NEW YORK (Reuters Life!) - A tapestry woven with the silk of more than 1 million spiders has been put on display at the American Museum of Natural History in New York as scientists struggle to artificially replicate the strong, ductile material.
It took about 80 people around four years to produce the piece of golden fabric measuring 11 feet long by 4 feet wide which creators Nicholas Godley and Simon Peers describe as a unique work of art.
They said the only other known example of a spider silk tapestry was last seen on display in Paris more than a 100 years ago. It was subsequently lost and has not been seen since.
Godley, an American fashion expert, and Simon Peers, a textile maker who lives in Madagascar, took on the challenge after studying the work of French missionary Jacob Paul Comboue.
Comboue worked with spiders in Madagascar in the 1880s but had limited success with weaving their silk, also known as gossamer, as he tried to make silk in much the same way that silkworm cocoons have been used for centuries.
Godley says they studied Camboue's writings and improved on his methods for extracting silk filament from golden orb spiders but they faced plenty of challenges along the way.
"Once we got started the big challenge was a logistical challenge, figuring out how to get so many spiders and doing so in obviously a sustainable way," Godley told Reuters Television.
"The female spiders are cannibalistic, so they eat each other. So we originally tried to raise them which didn't work. We started with 20 in the morning and the next morning we had five left. So collecting was the only option."
Every morning 70 people set out to find the female golden orb spiders in and around the capital of Madagascar, collecting about 3,000 a day from telephone lines with long poles.
The next step was to draw the silk from the spiders. This was done by placing the spiders in a harness and gently drawing out the silk filament. Each spider produced about 80 feet of filament.

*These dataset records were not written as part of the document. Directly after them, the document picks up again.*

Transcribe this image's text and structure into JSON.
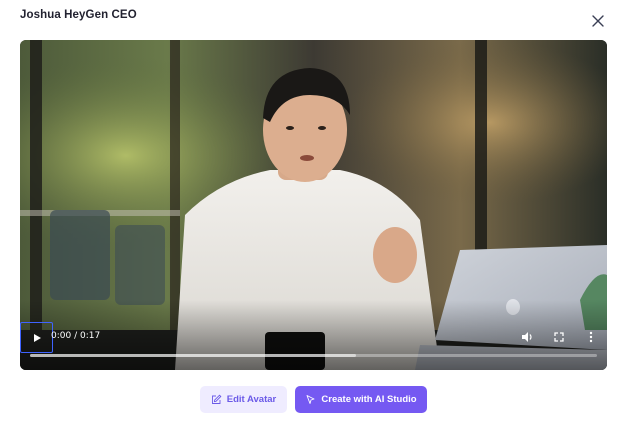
{
  "dialog": {
    "title": "Joshua HeyGen CEO",
    "close_icon": "close-icon"
  },
  "video": {
    "time_display": "0:00 / 0:17",
    "play_icon": "play-icon",
    "volume_icon": "volume-icon",
    "fullscreen_icon": "fullscreen-icon",
    "more_icon": "more-vertical-icon",
    "played_fraction": 0.0,
    "buffered_fraction": 0.575
  },
  "actions": {
    "edit_label": "Edit Avatar",
    "edit_icon": "edit-icon",
    "create_label": "Create with AI Studio",
    "create_icon": "cursor-icon"
  },
  "colors": {
    "accent": "#7559f2",
    "accent_light": "#efecff",
    "focus_ring": "#3f63ff"
  }
}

Then came the threading of the silk and the weaving, processes that took three long years to complete.
"The idea was to create a work of art. Given the amount of work from the spiders, we said let's do something that is not just spectacular but is worthy of being in a museum and we are very lucky to have done it and to have achieved that," Godley said.
Godley hopes the artwork will not only shine a light on the beauty of the spider silk, but also display its unique properties.
Spider silk's tensile strength is greater than that of steel and it is also very ductile, able to stretch without breaking.
For years scientists have been trying to produce artificial spider silk, eyeing possible uses ranging from light-weight bullet proof vests to the next generation of space suits.
However, spider silk is difficult to mimic in a lab because the gossamer begins as a liquid in the spider's silk gland and only gains its strength as a solid after a complicated course through the spider's body.
Editing by Belinda Goldsmith